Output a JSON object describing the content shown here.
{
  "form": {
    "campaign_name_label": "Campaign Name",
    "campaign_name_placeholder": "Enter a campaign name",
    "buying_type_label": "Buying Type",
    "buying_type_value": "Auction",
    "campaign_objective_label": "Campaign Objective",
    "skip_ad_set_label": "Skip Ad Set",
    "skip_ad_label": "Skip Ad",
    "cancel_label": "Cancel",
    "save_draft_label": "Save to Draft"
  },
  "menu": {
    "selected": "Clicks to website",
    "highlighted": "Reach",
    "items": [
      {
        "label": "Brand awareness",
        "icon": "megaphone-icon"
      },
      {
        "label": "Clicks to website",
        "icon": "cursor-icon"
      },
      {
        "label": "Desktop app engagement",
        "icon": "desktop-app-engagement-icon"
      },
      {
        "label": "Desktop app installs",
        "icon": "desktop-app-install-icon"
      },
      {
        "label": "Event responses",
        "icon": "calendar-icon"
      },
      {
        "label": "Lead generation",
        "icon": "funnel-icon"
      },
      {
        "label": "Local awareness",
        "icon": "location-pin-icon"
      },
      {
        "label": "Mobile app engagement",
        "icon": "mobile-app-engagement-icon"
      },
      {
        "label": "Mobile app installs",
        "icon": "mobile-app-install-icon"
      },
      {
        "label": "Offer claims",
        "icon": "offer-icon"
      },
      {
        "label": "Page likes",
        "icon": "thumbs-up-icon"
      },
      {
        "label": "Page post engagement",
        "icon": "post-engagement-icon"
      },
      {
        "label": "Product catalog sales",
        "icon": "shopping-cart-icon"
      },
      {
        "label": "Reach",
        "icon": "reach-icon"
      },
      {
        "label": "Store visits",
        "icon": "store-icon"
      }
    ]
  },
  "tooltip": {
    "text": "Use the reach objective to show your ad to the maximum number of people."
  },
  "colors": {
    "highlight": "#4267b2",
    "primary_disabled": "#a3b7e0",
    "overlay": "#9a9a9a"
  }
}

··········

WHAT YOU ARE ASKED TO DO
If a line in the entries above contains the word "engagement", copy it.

EXERCISE OUTPUT
        "label": "Desktop app engagement",
        "icon": "desktop-app-engagement-icon"
        "label": "Mobile app engagement",
        "icon": "mobile-app-engagement-icon"
        "label": "Page post engagement",
        "icon": "post-engagement-icon"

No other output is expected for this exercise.